Delaware Skipper

Anatrytone logan


Photo of a Delaware Skipper
The undersides of the Delaware skipper's wings are solid orange. It's found statewide in a variety of habitats.
Donna Brunet

Hesperiidae (skippers)


The ventral (lower) side of an adult Delaware skipper is pure orange, without markings; the fringe along the edge varies from orange to brown. The dorsal (top) side is similar in both males and females, with dark margins, black-lined veins, and a line at the end of the forewing cell. All markings in the female are wider, giving her a distinctive appearance. Females also have black at the base of the forewing. Males do not have a stigma (a black spot on the top of the forewing that produces pheromones to attract females).

As a grass skipper, this species commonly rests with the forewings held open in a V shape, while the hindwings are held out horizontally to the side. It may also have all four folded together so that only the bottom surfaces are visible.

Larvae are bluish white with black dots and a crescent-shaped bar at the rear. The head is white with black bands and lines.

Similar species: There are about 130–140 species of grass skippers in North America north of Mexico.


Wingspan: 1–1½ inches.

Delaware Skipper

An orange butterfly with black markings rests on a purple aster
Delaware skipper in Ballwin, MO
Habitat and conservation

Found in a variety of open areas, particularly wet habitats, including prairies, fields, and residential areas.


Larvae feed on members of the grass family, including big bluestem and switchgrass, which are both common in native tallgrass prairies. The adults drink nectar from flowers, preferring those with pink or white petals. Among butterflies and skippers, the length of the proboscis (“tongue”) determines what kinds of flowers can be used. This species has a proboscis that is 1.5 times the length of the forewing, so it can extract nectar from deep floral tubes, such as those of trumpet creeper.

image of Delaware Skipper Distribution Map
Distribution in Missouri



Breeding resident.

Life cycle

Adults fly from the end of May through September. Females lay eggs singly on the leaves of grasses, and the caterpillars create shelters of the leaves as they eat them.

Human connections

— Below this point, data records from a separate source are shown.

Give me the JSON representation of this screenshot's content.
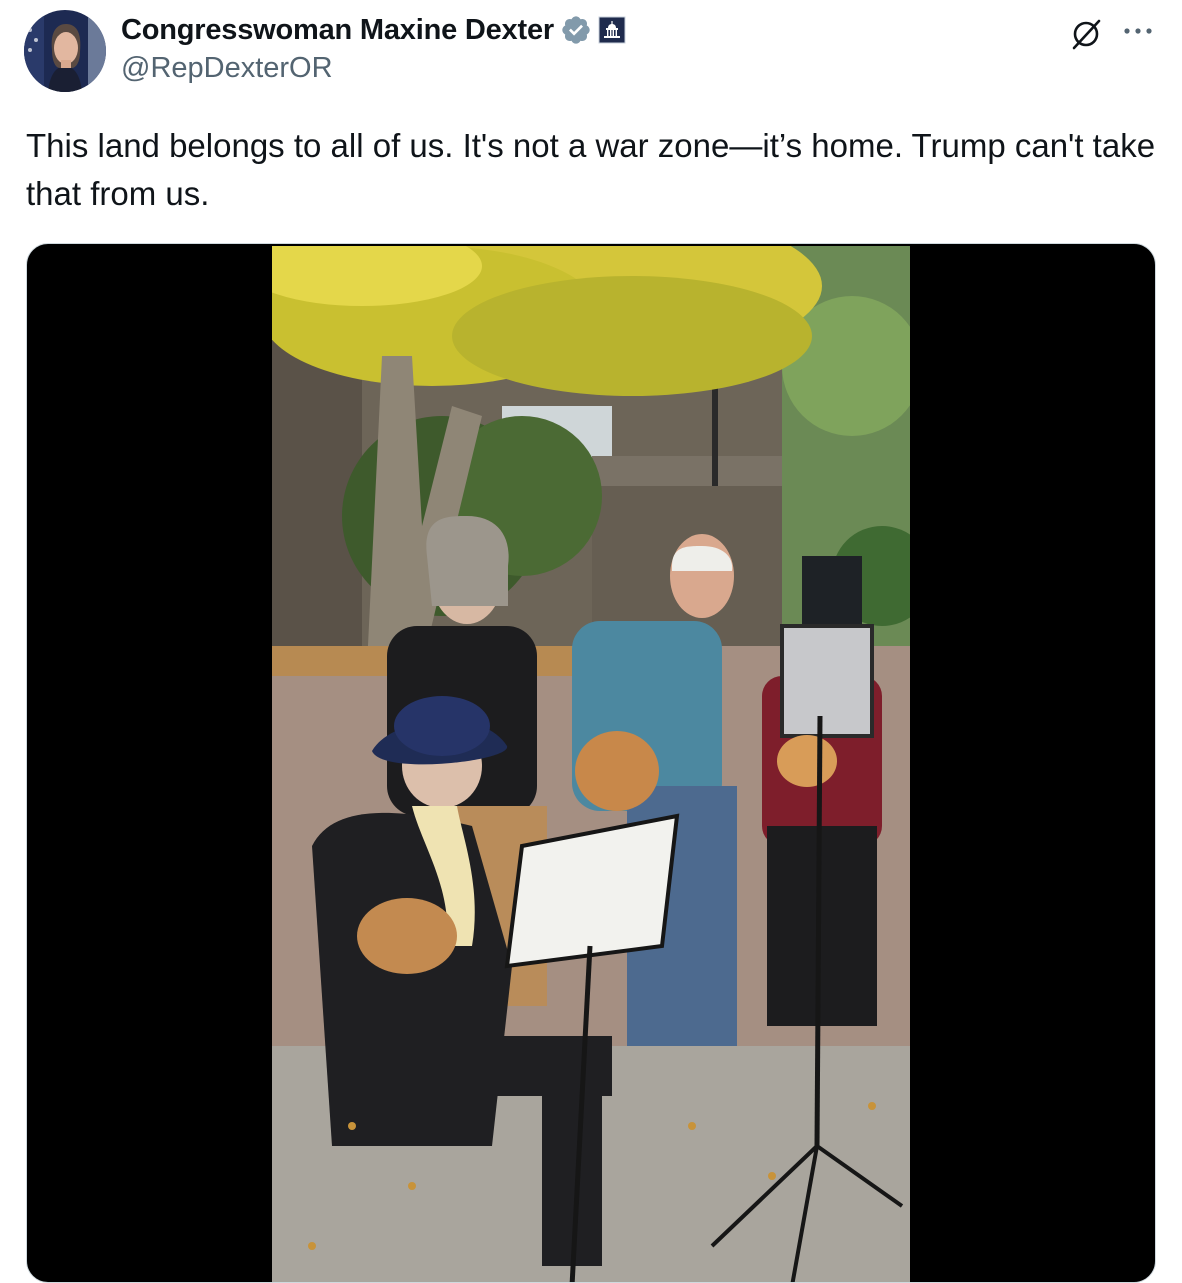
{
  "tweet": {
    "author": {
      "display_name": "Congresswoman Maxine Dexter",
      "handle": "@RepDexterOR",
      "verified": true,
      "verified_color": "#829aab",
      "affiliation_icon": "capitol-badge-icon"
    },
    "text": "This land belongs to all of us. It's not a war zone—it’s home. Trump can't take that from us.",
    "media": {
      "type": "video"
    },
    "actions": {
      "grok_icon": "grok-icon",
      "more_icon": "more-options-icon"
    }
  },
  "colors": {
    "text_primary": "#0f1419",
    "text_secondary": "#536471",
    "border": "#cfd9de"
  }
}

Walt Whitman’s famous poetry book, “Leaves of Grass,” celebrates American freedom and democracy, using the multitudes of grasses in our prairies as a symbol for the greatness of our people. This common, humble skipper, dancing in the meadows, would have been a great addition to his imagery!

Ecosystem connections

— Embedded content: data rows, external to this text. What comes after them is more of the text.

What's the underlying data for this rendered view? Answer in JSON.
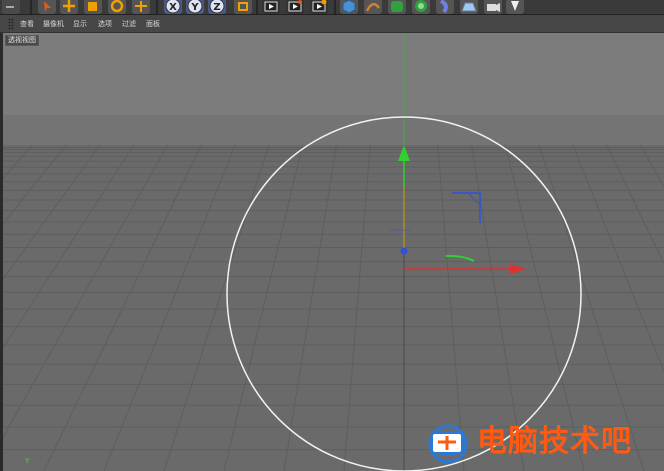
{
  "toolbar": {
    "buttons": [
      {
        "name": "undo-icon",
        "color": "#9a9a9a"
      },
      {
        "name": "selection-arrow-icon",
        "color": "#e05a1a"
      },
      {
        "name": "move-icon",
        "color": "#f0a000"
      },
      {
        "name": "scale-icon",
        "color": "#f0a000"
      },
      {
        "name": "rotate-icon",
        "color": "#f0a000"
      },
      {
        "name": "add-object-icon",
        "color": "#f0a000"
      },
      {
        "name": "x-axis-lock-icon",
        "label": "X"
      },
      {
        "name": "y-axis-lock-icon",
        "label": "Y"
      },
      {
        "name": "z-axis-lock-icon",
        "label": "Z"
      },
      {
        "name": "world-coordinates-icon",
        "color": "#f0a000"
      },
      {
        "name": "render-view-icon"
      },
      {
        "name": "render-to-picture-viewer-icon"
      },
      {
        "name": "render-settings-icon"
      },
      {
        "name": "cube-primitive-icon",
        "color": "#4a90d0"
      },
      {
        "name": "pen-spline-icon",
        "color": "#d08030"
      },
      {
        "name": "subdivision-icon",
        "color": "#30a040"
      },
      {
        "name": "cloner-icon",
        "color": "#30a040"
      },
      {
        "name": "deformer-icon",
        "color": "#7080e0"
      },
      {
        "name": "floor-icon",
        "color": "#a0c8f0"
      },
      {
        "name": "camera-icon",
        "color": "#dddddd"
      },
      {
        "name": "light-icon",
        "color": "#eeeeee"
      }
    ]
  },
  "menubar": {
    "items": [
      "查看",
      "摄像机",
      "显示",
      "选项",
      "过滤",
      "面板"
    ]
  },
  "viewport": {
    "label": "透视视图",
    "axis_label": "Y"
  },
  "watermark": {
    "text": "电脑技术吧"
  },
  "colors": {
    "background": "#6b6b6b",
    "horizon": "#7a7a7a",
    "grid_line": "#5a5a5a",
    "x_axis": "#e03030",
    "y_axis": "#30d030",
    "z_axis": "#3050e0",
    "circle": "#f2f2f2",
    "watermark": "#ff5a12"
  }
}
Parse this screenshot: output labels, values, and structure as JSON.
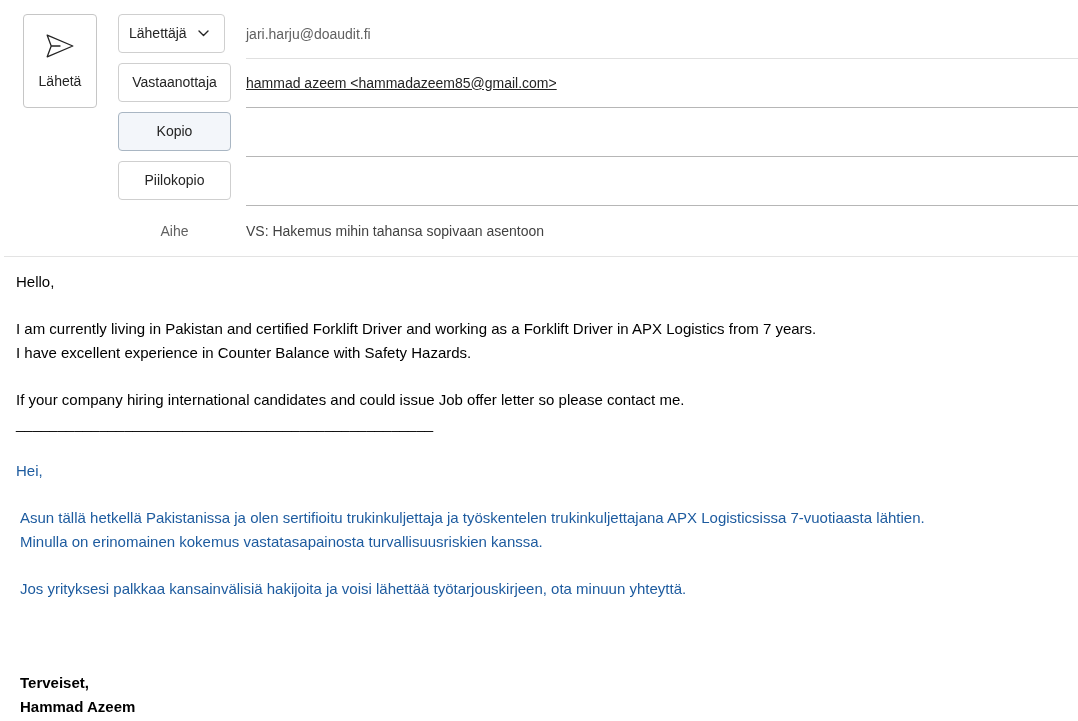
{
  "send_button": {
    "label": "Lähetä"
  },
  "header_fields": [
    {
      "kind": "dropdown",
      "label": "Lähettäjä",
      "hovered": false,
      "value": "jari.harju@doaudit.fi"
    },
    {
      "kind": "button",
      "label": "Vastaanottaja",
      "hovered": false,
      "recipients": [
        "hammad azeem <hammadazeem85@gmail.com>"
      ]
    },
    {
      "kind": "button",
      "label": "Kopio",
      "hovered": true
    },
    {
      "kind": "button",
      "label": "Piilokopio",
      "hovered": false
    }
  ],
  "subject": {
    "label": "Aihe",
    "value": "VS: Hakemus mihin tahansa sopivaan asentoon"
  },
  "body": [
    {
      "kind": "original",
      "indented": false,
      "lines": [
        "Hello,"
      ]
    },
    {
      "kind": "original",
      "indented": false,
      "lines": [
        "I am currently living in Pakistan and certified Forklift Driver and working as a Forklift Driver in APX Logistics from 7 years.",
        "I have excellent experience in Counter Balance with Safety Hazards."
      ]
    },
    {
      "kind": "original",
      "indented": false,
      "lines": [
        "If your company hiring international candidates and could issue Job offer letter so please contact me."
      ]
    },
    {
      "kind": "separator",
      "indented": false,
      "lines": [
        "__________________________________________________"
      ]
    },
    {
      "kind": "translation",
      "indented": false,
      "lines": [
        "Hei,"
      ]
    },
    {
      "kind": "translation",
      "indented": true,
      "lines": [
        "Asun tällä hetkellä Pakistanissa ja olen sertifioitu trukinkuljettaja ja työskentelen trukinkuljettajana APX Logisticsissa 7-vuotiaasta lähtien.",
        "Minulla on erinomainen kokemus vastatasapainosta turvallisuusriskien kanssa."
      ]
    },
    {
      "kind": "translation",
      "indented": true,
      "lines": [
        "Jos yrityksesi palkkaa kansainvälisiä hakijoita ja voisi lähettää työtarjouskirjeen, ota minuun yhteyttä."
      ]
    },
    {
      "kind": "signature",
      "indented": true,
      "lines": [
        "Terveiset,",
        "Hammad Azeem"
      ]
    }
  ]
}
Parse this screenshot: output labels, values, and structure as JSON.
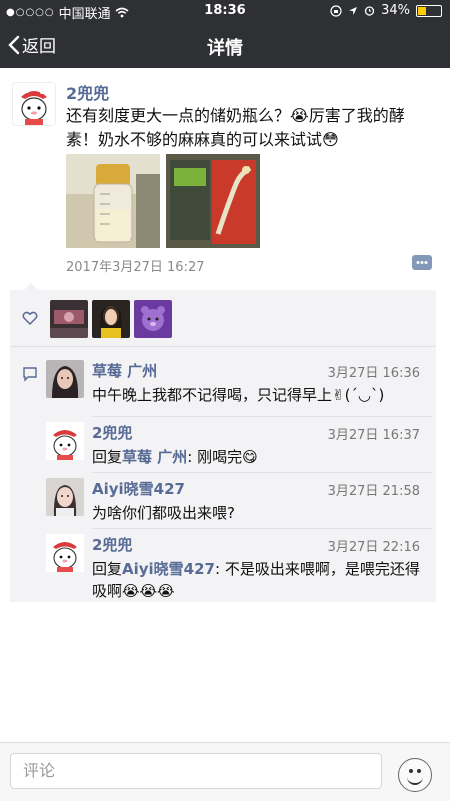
{
  "status_bar": {
    "carrier": "中国联通",
    "signal_dots": "●○○○○",
    "time": "18:36",
    "battery": "34%",
    "battery_level": 0.34
  },
  "nav": {
    "back_label": "返回",
    "title": "详情"
  },
  "post": {
    "author": "2兜兜",
    "text": "还有刻度更大一点的储奶瓶么？😭厉害了我的酵素！奶水不够的麻麻真的可以来试试😳",
    "time": "2017年3月27日 16:27"
  },
  "likes": {
    "count_avatars": 3
  },
  "comments": [
    {
      "author": "草莓 广州",
      "time": "3月27日 16:36",
      "text": "中午晚上我都不记得喝，只记得早上✌(´◡`)"
    },
    {
      "author": "2兜兜",
      "time": "3月27日 16:37",
      "reply_prefix": "回复",
      "mention": "草莓 广州",
      "text": ": 刚喝完😋"
    },
    {
      "author": "Aiyi晓雪427",
      "time": "3月27日 21:58",
      "text": "为啥你们都吸出来喂?"
    },
    {
      "author": "2兜兜",
      "time": "3月27日 22:16",
      "reply_prefix": "回复",
      "mention": "Aiyi晓雪427",
      "text": ": 不是吸出来喂啊，是喂完还得吸啊😭😭😭"
    }
  ],
  "input": {
    "placeholder": "评论"
  },
  "colors": {
    "nav_bg": "#2f3033",
    "link": "#576b95",
    "comment_bg": "#f3f3f5"
  }
}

The caterpillars are herbivores that graze on grasses. The adults serve a role in pollination. All stages provide food for predators.